Each entry below should be given again exactly; the pictures stay out.

[Dataset rows describing interfaces]
========
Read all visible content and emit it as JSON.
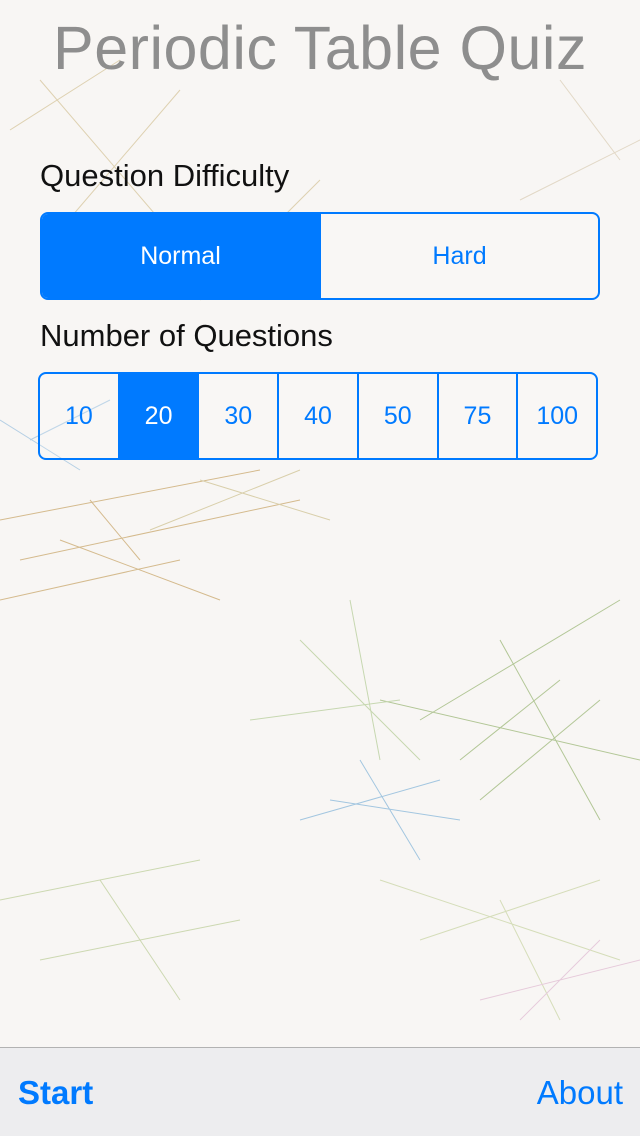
{
  "app": {
    "title": "Periodic Table Quiz"
  },
  "difficulty": {
    "label": "Question Difficulty",
    "options": [
      "Normal",
      "Hard"
    ],
    "selected": "Normal"
  },
  "questions": {
    "label": "Number of Questions",
    "options": [
      "10",
      "20",
      "30",
      "40",
      "50",
      "75",
      "100"
    ],
    "selected": "20"
  },
  "toolbar": {
    "start_label": "Start",
    "about_label": "About"
  },
  "colors": {
    "accent": "#007aff",
    "title": "#8e8e8e",
    "toolbar_bg": "#ececee"
  }
}
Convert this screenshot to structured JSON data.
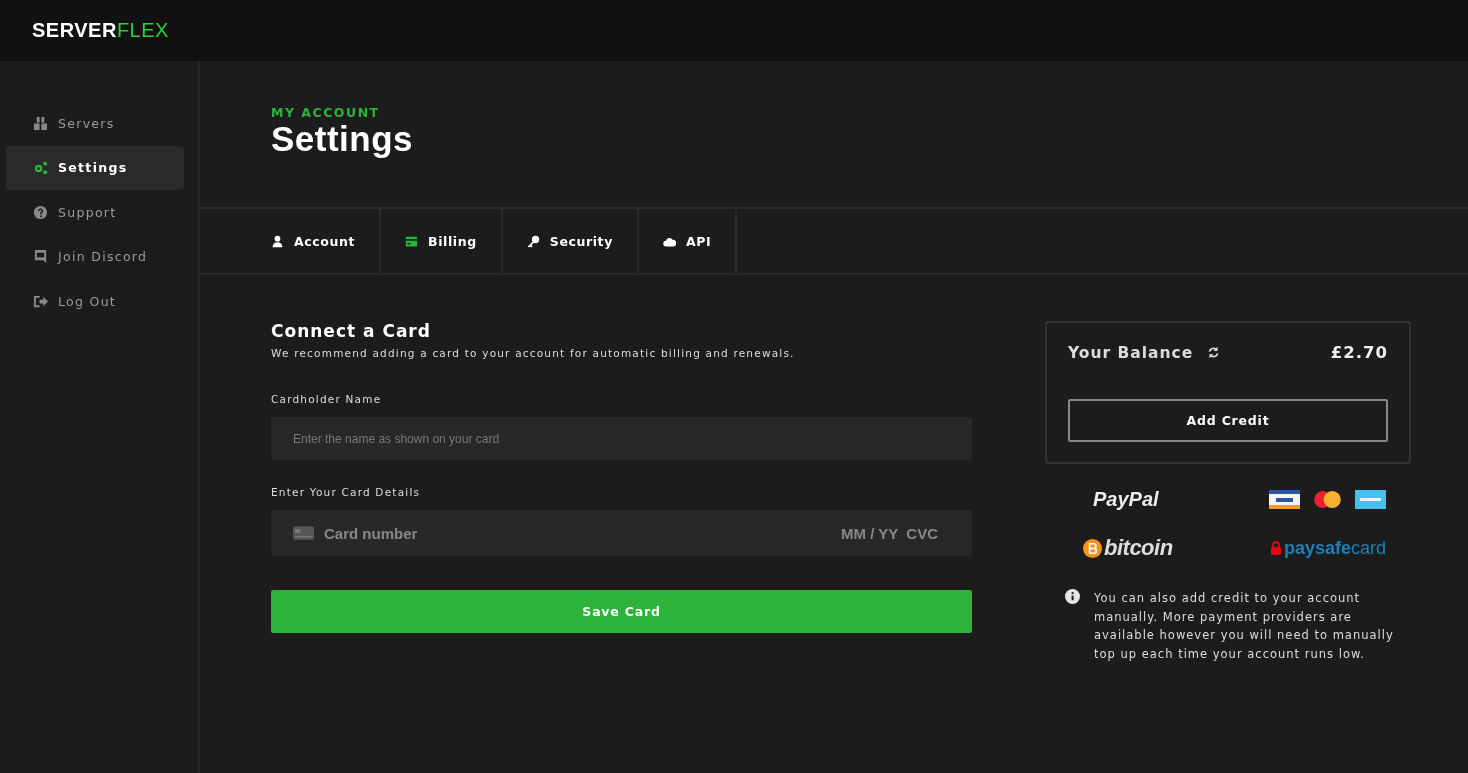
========
- _ANSWER BOX_
Read all visible content and emit it as JSON.
{
  "app": {
    "title": "Periodic Table Quiz"
  },
  "difficulty": {
    "label": "Question Difficulty",
    "options": [
      "Normal",
      "Hard"
    ],
    "selected": "Normal"
  },
  "questions": {
    "label": "Number of Questions",
    "options": [
      "10",
      "20",
      "30",
      "40",
      "50",
      "75",
      "100"
    ],
    "selected": "20"
  },
  "toolbar": {
    "start_label": "Start",
    "about_label": "About"
  },
  "colors": {
    "accent": "#007aff",
    "title": "#8e8e8e",
    "toolbar_bg": "#ececee"
  }
}
Convert this screenshot to structured JSON data.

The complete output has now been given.